By Sarah Zimmerman

As the 500+ science fair projects and K-8 students arrive at FHN on March 4 for the Missouri Tri-County Regional Science and Engineering Fair, anyone can come view students’ projects from 1-5 p.m. and find inspiration in their creativity, while NHS members help run the event from beginning to end.

“It was really cool seeing how creative the kids are with their experiments and being able to see all the work that they put into it and how they already understand the scientific process from so young,” junior NHS president Caitlind Walker said. “I just found it very cool.”

While the general public wanders and inquiries on the projects, NHS members have the opportunity to sign up to help, either for a shift or for the whole day. They can assist in a variety of ways, including setting up in the Learning Commons, writing positive feedback sheets for students, judging projects, setting up the awards table, handing out trophies and cleaning up.

“There’s a big need for all the work that needs to be done, and since they need service points, and [the science fair] is here at Francis Howell North, and it’s all day, it’s kind of a unique opportunity to earn quite a few points in one day,” NHS sponsor Donna Malkmus said.

With NHS members’ help, they can make the science fair experience a moment to remember for students. Though everyone receives a participation medal, the top three students in each category- Biology, Applied Consumer Science, Physical Science or Earth/Environmental- receive medals, with first place getting a trophy. Rather than receiving awards, some NHS members remember their experiences as rewarding in different ways.

“I’ll probably help again because it’s a good opportunity, and I just thought it was interesting to see everyone’s projects,” junior NHS member Jamie Sneed said. “I really enjoyed that, to see their creativity.”

Both NHS members and viewers may even come to encourage the participants to continue enjoying science, giving more meaning to the fair.

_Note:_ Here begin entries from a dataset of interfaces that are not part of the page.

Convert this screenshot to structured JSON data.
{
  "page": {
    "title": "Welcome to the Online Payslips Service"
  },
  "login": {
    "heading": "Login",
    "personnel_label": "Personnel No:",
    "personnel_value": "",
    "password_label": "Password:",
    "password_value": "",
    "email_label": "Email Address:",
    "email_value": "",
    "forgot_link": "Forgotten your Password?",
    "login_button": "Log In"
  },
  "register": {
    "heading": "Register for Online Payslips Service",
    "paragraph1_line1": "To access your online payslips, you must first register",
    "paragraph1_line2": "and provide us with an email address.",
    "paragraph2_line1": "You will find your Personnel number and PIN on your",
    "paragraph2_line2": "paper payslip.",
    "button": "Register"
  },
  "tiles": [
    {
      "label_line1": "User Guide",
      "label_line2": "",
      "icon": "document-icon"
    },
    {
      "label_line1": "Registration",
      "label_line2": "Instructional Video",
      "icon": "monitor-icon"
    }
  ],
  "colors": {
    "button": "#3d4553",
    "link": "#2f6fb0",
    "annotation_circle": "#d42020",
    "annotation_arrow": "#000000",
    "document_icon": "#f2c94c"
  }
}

“I think it’s important so that they also show younger kids that science is an important thing and that they should continue to be interested in it, as well as making sure that we do have enough volunteers to be able to hold this event and be able to judge all the projects,” Walker said.